Also, Bronner hints that there may be a good and sufficient reason for his repeated use of a lethal knife -- after all, this "Palestinian man" hails from the "occupied West Bank."  That immediately puts Israel -- not the terrorist -- in the dock. According to Bronner, Israel is an "occupier" and thus has no business in the West Bank because presumably that's Palestinian territory.   But that's not the case.  There never was a sovereign Palestine that somehow has been displaced by the Israeli "occupier."  At most the terrorist's Nablus home is in "disputed" territory -- the Palestinians may claim it for a future state, but that doesn't give them a recognized right of possession.  If anything, Israel's claims are much stronger.

But none of this bothers or interests Bronner.  By appending the "occupier" label on Israel, he provides a rationalization for the attacker's bloody motives.
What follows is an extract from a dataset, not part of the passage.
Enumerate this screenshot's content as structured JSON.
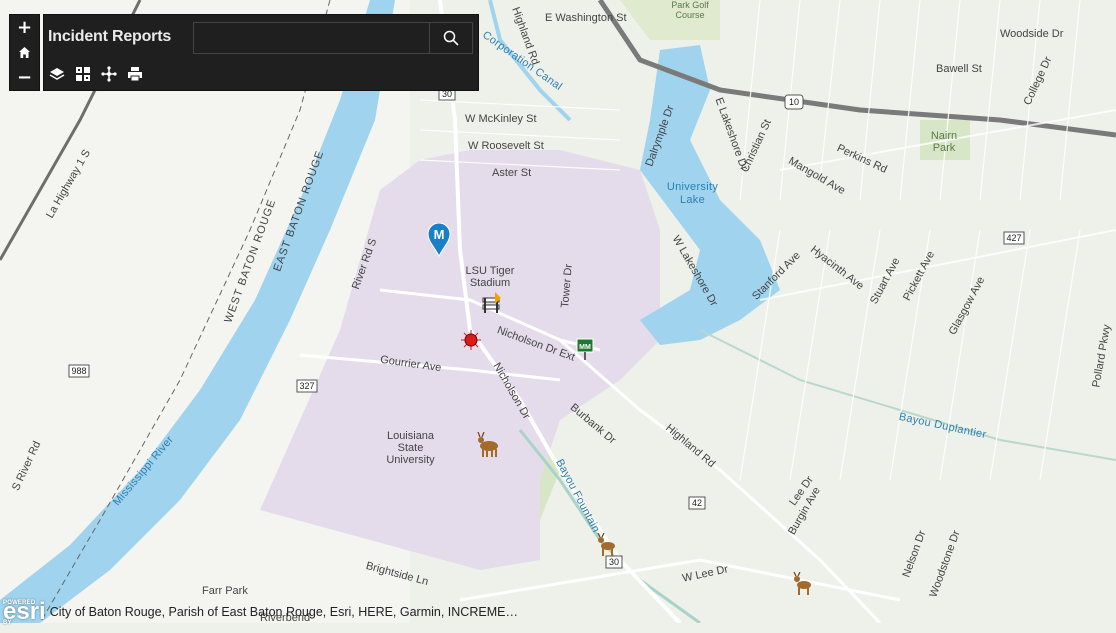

Thus, Bronner proceeds to write about the "Tel Aviv attack" and about "the man accused of mounting the attack."  Anything to avoid use of the T-for-terrorist word in writing about this terrorist attack.  In Bronner parlance, the terrorist is not a terrorist and Nablus is not "disputed" territory but in Israeli "occupied" Palestine.  His is a semantic attack on Israel, with an apologia of Palestinian terrorism

It's not that the T-word is totally absent from Bronner's dispatch.  He writes about Israel stepping up security against "terrorist" attacks and that "terror" attacks were relatively common during the Palestinian intifada but rare in Tel Aviv in recent years.  But that's all in the abstract.  It's when an actual terrorist rampage stares him in the face that he feels compelled to avert his eyes.

Thus, a specific terrorist attack in the heart of Tel Aviv by a fully committed terrorist still can't be reported as such in the pages of the New York Times.